Entries from a dataset of interfaces:
::::
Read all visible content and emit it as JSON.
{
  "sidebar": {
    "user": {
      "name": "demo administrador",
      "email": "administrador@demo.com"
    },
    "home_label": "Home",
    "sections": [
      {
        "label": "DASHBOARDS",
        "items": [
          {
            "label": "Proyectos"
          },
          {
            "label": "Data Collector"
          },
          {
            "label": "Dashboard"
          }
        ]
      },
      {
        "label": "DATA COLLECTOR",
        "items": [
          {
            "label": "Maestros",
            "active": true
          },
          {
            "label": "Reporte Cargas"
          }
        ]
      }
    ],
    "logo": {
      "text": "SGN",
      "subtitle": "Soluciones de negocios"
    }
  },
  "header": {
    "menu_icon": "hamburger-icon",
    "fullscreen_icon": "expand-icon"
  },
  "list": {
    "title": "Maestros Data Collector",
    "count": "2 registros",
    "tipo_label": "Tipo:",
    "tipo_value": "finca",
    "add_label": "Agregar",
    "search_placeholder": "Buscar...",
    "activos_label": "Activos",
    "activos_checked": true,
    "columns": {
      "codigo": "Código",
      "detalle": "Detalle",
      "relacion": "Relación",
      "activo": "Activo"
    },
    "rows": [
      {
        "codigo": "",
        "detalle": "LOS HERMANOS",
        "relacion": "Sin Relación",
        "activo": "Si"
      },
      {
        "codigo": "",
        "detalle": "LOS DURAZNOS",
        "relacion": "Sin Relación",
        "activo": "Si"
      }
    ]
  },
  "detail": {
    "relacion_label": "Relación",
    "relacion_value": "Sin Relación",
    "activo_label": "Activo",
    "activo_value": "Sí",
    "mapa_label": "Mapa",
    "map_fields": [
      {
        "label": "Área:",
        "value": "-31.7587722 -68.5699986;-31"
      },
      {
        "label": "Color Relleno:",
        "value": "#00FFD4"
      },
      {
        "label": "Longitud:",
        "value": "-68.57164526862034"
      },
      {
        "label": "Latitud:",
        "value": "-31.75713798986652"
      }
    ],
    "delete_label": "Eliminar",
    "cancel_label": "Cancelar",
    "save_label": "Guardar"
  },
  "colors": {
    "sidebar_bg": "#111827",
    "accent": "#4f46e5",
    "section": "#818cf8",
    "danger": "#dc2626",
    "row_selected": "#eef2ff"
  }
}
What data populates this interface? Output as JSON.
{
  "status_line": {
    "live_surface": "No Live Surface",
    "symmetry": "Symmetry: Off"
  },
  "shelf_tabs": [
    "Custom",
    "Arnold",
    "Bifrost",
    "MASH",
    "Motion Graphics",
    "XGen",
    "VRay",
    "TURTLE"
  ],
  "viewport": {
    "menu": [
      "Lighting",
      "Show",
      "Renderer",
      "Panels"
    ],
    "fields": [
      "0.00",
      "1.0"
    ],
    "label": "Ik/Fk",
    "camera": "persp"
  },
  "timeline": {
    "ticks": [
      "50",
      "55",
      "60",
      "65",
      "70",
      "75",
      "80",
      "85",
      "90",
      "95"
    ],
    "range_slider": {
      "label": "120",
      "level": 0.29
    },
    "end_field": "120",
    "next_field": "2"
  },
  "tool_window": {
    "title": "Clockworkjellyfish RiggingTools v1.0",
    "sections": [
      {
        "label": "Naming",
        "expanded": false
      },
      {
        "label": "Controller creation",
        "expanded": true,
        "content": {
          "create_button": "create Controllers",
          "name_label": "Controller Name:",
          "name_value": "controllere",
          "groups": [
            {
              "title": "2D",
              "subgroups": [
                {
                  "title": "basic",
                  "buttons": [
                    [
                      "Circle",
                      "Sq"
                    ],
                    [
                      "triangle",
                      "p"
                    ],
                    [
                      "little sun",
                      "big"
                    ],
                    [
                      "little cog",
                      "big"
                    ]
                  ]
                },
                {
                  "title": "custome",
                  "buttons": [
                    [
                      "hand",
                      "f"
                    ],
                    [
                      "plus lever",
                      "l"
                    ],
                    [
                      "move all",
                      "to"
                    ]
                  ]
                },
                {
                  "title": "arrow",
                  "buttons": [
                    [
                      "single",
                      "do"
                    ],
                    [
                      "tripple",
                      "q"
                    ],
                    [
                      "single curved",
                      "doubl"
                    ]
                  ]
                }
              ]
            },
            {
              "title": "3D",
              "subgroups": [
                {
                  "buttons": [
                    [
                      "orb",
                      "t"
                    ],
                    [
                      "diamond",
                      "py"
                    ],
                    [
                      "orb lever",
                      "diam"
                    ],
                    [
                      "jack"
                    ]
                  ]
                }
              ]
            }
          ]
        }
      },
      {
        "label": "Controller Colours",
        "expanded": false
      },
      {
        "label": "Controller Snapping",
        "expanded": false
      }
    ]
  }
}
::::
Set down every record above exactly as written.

Read all visible content and emit it as JSON.
{
  "sidebar": {
    "user": {
      "name": "demo administrador",
      "email": "administrador@demo.com"
    },
    "home_label": "Home",
    "sections": [
      {
        "label": "DASHBOARDS",
        "items": [
          {
            "label": "Proyectos"
          },
          {
            "label": "Data Collector"
          },
          {
            "label": "Dashboard"
          }
        ]
      },
      {
        "label": "DATA COLLECTOR",
        "items": [
          {
            "label": "Maestros",
            "active": true
          },
          {
            "label": "Reporte Cargas"
          }
        ]
      }
    ],
    "logo": {
      "text": "SGN",
      "subtitle": "Soluciones de negocios"
    }
  },
  "header": {
    "menu_icon": "hamburger-icon",
    "fullscreen_icon": "expand-icon"
  },
  "list": {
    "title": "Maestros Data Collector",
    "count": "2 registros",
    "tipo_label": "Tipo:",
    "tipo_value": "finca",
    "add_label": "Agregar",
    "search_placeholder": "Buscar...",
    "activos_label": "Activos",
    "activos_checked": true,
    "columns": {
      "codigo": "Código",
      "detalle": "Detalle",
      "relacion": "Relación",
      "activo": "Activo"
    },
    "rows": [
      {
        "codigo": "",
        "detalle": "LOS HERMANOS",
        "relacion": "Sin Relación",
        "activo": "Si"
      },
      {
        "codigo": "",
        "detalle": "LOS DURAZNOS",
        "relacion": "Sin Relación",
        "activo": "Si"
      }
    ]
  },
  "detail": {
    "relacion_label": "Relación",
    "relacion_value": "Sin Relación",
    "activo_label": "Activo",
    "activo_value": "Sí",
    "mapa_label": "Mapa",
    "map_fields": [
      {
        "label": "Área:",
        "value": "-31.7587722 -68.5699986;-31"
      },
      {
        "label": "Color Relleno:",
        "value": "#00FFD4"
      },
      {
        "label": "Longitud:",
        "value": "-68.57164526862034"
      },
      {
        "label": "Latitud:",
        "value": "-31.75713798986652"
      }
    ],
    "delete_label": "Eliminar",
    "cancel_label": "Cancelar",
    "save_label": "Guardar"
  },
  "colors": {
    "sidebar_bg": "#111827",
    "accent": "#4f46e5",
    "section": "#818cf8",
    "danger": "#dc2626",
    "row_selected": "#eef2ff"
  }
}
What data populates this interface? Output as JSON.
{
  "status_line": {
    "live_surface": "No Live Surface",
    "symmetry": "Symmetry: Off"
  },
  "shelf_tabs": [
    "Custom",
    "Arnold",
    "Bifrost",
    "MASH",
    "Motion Graphics",
    "XGen",
    "VRay",
    "TURTLE"
  ],
  "viewport": {
    "menu": [
      "Lighting",
      "Show",
      "Renderer",
      "Panels"
    ],
    "fields": [
      "0.00",
      "1.0"
    ],
    "label": "Ik/Fk",
    "camera": "persp"
  },
  "timeline": {
    "ticks": [
      "50",
      "55",
      "60",
      "65",
      "70",
      "75",
      "80",
      "85",
      "90",
      "95"
    ],
    "range_slider": {
      "label": "120",
      "level": 0.29
    },
    "end_field": "120",
    "next_field": "2"
  },
  "tool_window": {
    "title": "Clockworkjellyfish RiggingTools v1.0",
    "sections": [
      {
        "label": "Naming",
        "expanded": false
      },
      {
        "label": "Controller creation",
        "expanded": true,
        "content": {
          "create_button": "create Controllers",
          "name_label": "Controller Name:",
          "name_value": "controllere",
          "groups": [
            {
              "title": "2D",
              "subgroups": [
                {
                  "title": "basic",
                  "buttons": [
                    [
                      "Circle",
                      "Sq"
                    ],
                    [
                      "triangle",
                      "p"
                    ],
                    [
                      "little sun",
                      "big"
                    ],
                    [
                      "little cog",
                      "big"
                    ]
                  ]
                },
                {
                  "title": "custome",
                  "buttons": [
                    [
                      "hand",
                      "f"
                    ],
                    [
                      "plus lever",
                      "l"
                    ],
                    [
                      "move all",
                      "to"
                    ]
                  ]
                },
                {
                  "title": "arrow",
                  "buttons": [
                    [
                      "single",
                      "do"
                    ],
                    [
                      "tripple",
                      "q"
                    ],
                    [
                      "single curved",
                      "doubl"
                    ]
                  ]
                }
              ]
            },
            {
              "title": "3D",
              "subgroups": [
                {
                  "buttons": [
                    [
                      "orb",
                      "t"
                    ],
                    [
                      "diamond",
                      "py"
                    ],
                    [
                      "orb lever",
                      "diam"
                    ],
                    [
                      "jack"
                    ]
                  ]
                }
              ]
            }
          ]
        }
      },
      {
        "label": "Controller Colours",
        "expanded": false
      },
      {
        "label": "Controller Snapping",
        "expanded": false
      }
    ]
  }
}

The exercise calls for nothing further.